Excerpts from an interface dataset
- Opening Delimiter -

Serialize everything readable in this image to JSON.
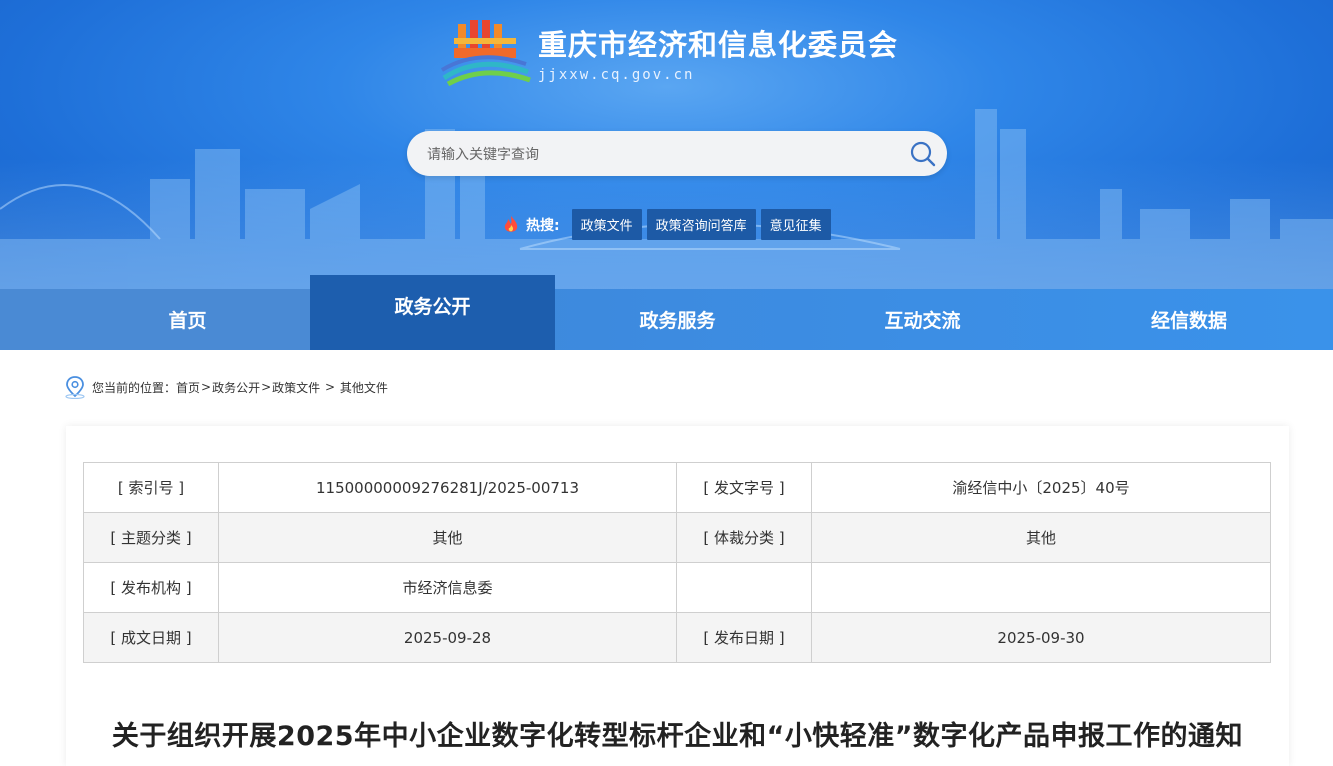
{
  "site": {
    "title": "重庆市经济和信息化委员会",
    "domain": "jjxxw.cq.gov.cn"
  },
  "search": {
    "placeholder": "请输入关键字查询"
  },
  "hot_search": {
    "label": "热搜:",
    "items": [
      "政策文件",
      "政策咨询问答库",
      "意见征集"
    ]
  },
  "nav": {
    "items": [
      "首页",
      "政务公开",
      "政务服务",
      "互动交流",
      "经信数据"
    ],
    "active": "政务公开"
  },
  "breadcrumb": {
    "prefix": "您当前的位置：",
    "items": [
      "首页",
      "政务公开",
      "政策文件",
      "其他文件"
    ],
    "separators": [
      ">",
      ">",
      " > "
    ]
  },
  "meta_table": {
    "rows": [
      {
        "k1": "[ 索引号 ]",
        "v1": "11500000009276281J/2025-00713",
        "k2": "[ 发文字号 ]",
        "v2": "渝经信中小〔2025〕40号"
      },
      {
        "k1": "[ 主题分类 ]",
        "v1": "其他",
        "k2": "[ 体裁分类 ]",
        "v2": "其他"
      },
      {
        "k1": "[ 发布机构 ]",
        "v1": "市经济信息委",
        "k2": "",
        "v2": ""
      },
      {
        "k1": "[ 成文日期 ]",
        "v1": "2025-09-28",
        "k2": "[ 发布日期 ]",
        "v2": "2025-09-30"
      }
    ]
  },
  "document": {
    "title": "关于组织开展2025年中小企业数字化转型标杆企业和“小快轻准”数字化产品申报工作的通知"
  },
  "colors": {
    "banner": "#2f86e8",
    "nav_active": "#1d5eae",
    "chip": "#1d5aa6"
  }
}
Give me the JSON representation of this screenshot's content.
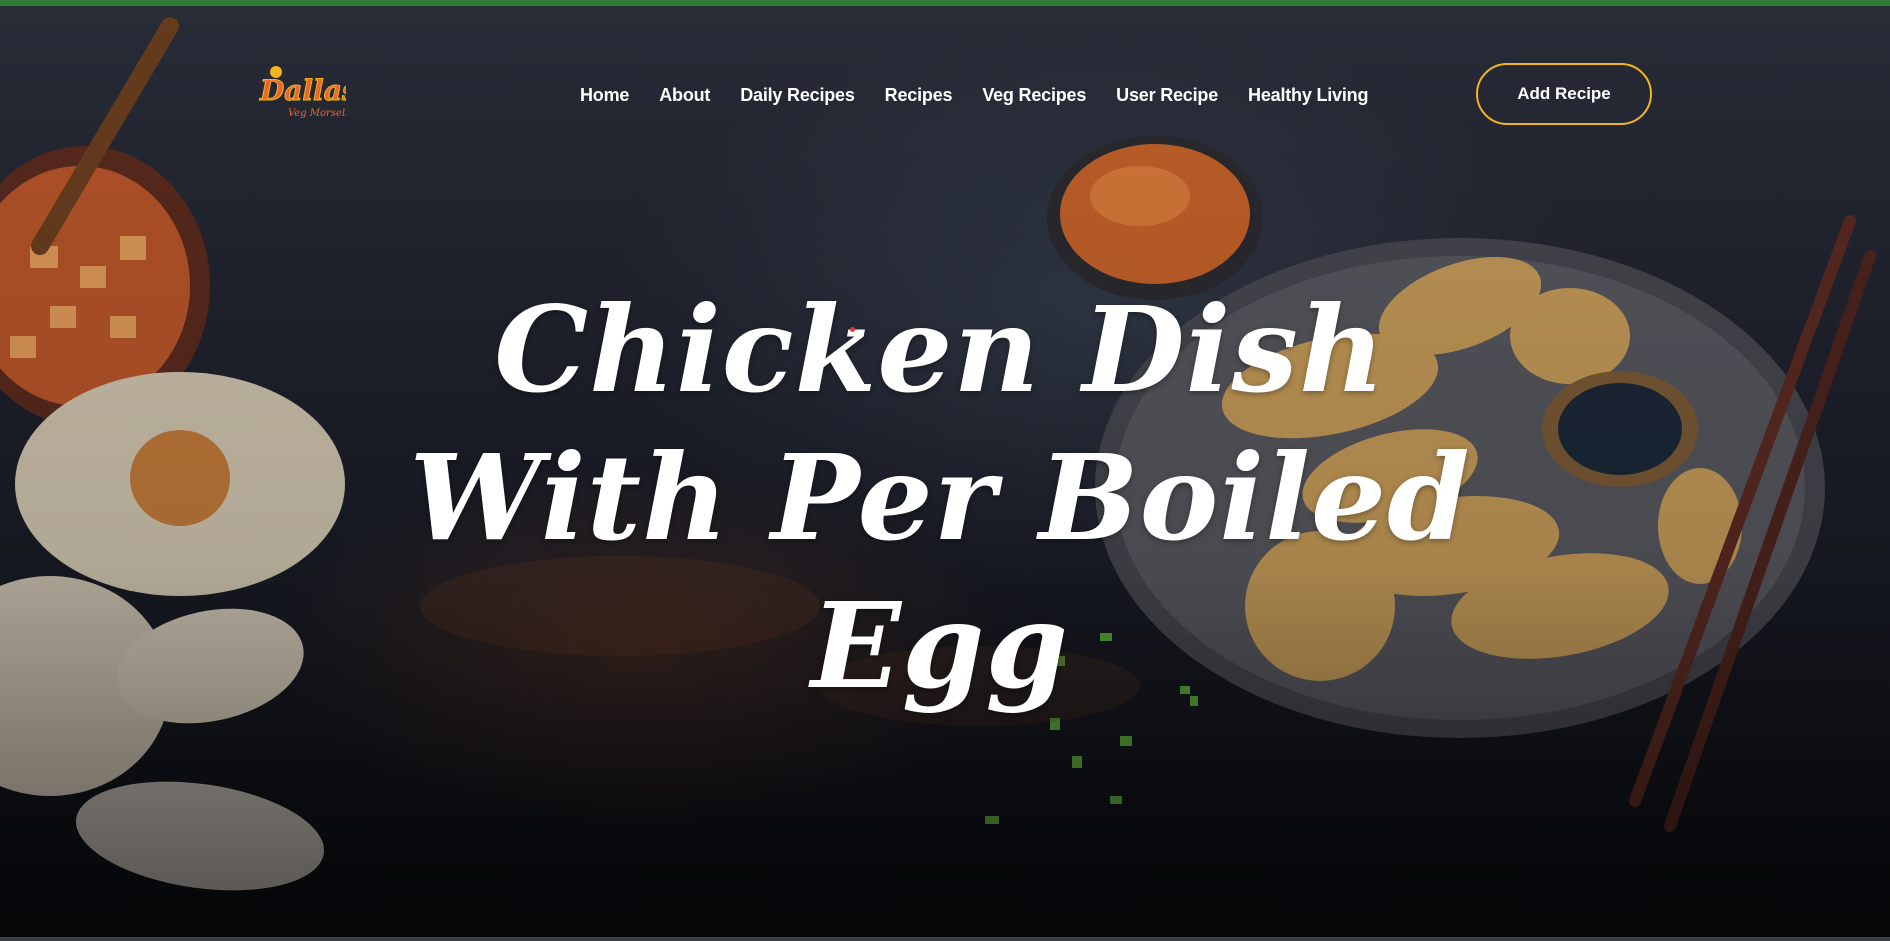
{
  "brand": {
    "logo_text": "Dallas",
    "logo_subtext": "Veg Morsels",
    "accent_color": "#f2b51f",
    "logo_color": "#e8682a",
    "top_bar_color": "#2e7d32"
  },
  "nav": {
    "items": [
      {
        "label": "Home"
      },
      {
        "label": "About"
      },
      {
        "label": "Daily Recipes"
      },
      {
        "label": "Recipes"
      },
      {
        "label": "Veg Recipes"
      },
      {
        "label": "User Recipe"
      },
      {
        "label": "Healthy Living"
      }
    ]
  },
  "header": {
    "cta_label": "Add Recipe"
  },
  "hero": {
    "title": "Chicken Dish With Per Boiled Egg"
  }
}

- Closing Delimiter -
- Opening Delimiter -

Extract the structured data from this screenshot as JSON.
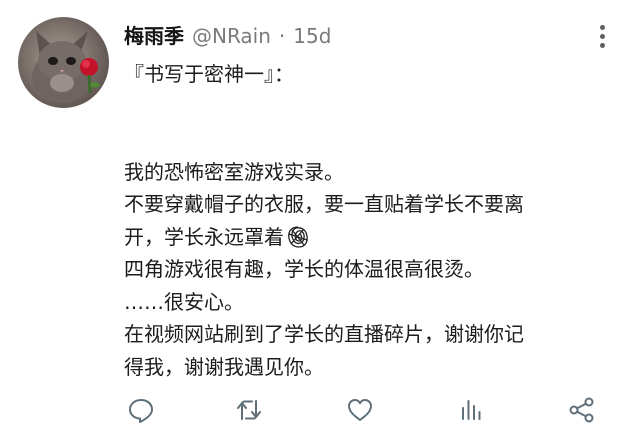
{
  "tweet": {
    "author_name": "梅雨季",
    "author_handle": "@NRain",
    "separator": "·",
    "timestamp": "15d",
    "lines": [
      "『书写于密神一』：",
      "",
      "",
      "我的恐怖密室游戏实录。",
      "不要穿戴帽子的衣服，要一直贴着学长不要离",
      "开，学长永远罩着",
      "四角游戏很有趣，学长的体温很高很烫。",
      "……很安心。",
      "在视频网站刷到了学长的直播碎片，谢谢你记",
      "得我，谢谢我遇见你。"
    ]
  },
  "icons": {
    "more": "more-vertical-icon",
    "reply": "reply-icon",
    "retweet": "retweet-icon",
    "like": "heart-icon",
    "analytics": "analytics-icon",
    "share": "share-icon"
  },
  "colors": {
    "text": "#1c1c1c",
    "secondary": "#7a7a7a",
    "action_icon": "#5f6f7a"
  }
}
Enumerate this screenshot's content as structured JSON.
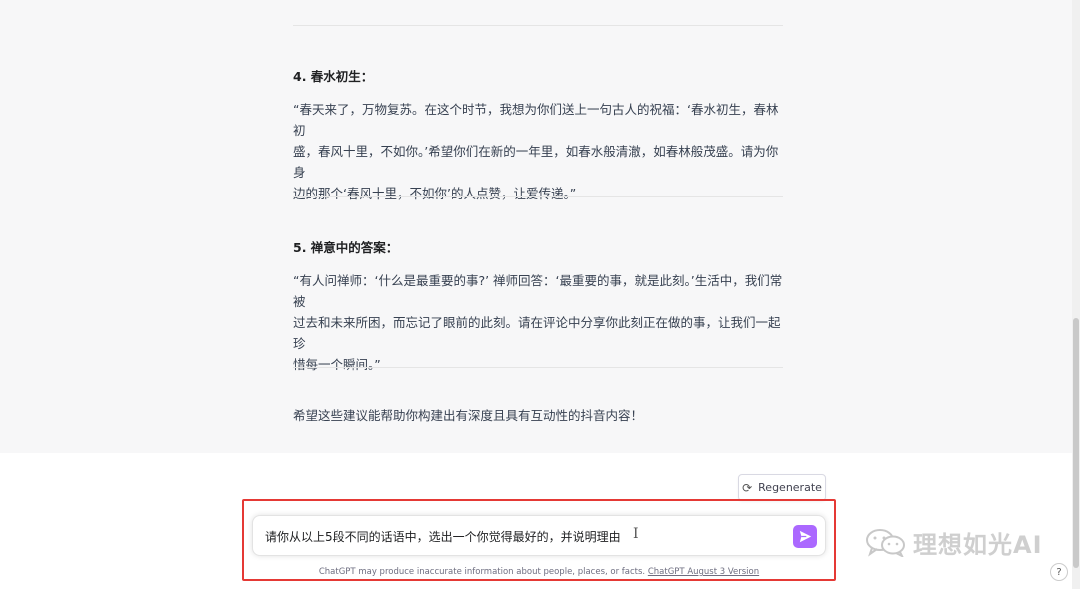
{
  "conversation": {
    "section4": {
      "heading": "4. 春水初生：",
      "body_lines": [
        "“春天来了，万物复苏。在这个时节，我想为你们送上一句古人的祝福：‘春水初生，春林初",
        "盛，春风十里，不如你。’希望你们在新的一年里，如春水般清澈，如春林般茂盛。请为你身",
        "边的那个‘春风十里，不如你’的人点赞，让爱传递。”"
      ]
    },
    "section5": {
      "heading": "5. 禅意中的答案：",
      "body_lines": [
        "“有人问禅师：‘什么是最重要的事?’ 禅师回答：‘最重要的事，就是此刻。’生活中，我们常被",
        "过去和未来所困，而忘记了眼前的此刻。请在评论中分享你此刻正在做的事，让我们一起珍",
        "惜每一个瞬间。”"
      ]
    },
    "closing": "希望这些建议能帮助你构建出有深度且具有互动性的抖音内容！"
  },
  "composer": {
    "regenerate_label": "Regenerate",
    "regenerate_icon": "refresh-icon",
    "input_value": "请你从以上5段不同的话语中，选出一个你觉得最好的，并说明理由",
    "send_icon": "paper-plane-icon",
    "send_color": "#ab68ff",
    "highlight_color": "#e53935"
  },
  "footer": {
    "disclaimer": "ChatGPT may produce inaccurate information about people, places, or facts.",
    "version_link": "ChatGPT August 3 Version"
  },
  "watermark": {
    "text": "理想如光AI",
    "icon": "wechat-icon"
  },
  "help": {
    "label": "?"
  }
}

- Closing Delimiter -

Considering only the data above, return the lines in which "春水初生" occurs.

      "heading": "4. 春水初生：",
        "“春天来了，万物复苏。在这个时节，我想为你们送上一句古人的祝福：‘春水初生，春林初",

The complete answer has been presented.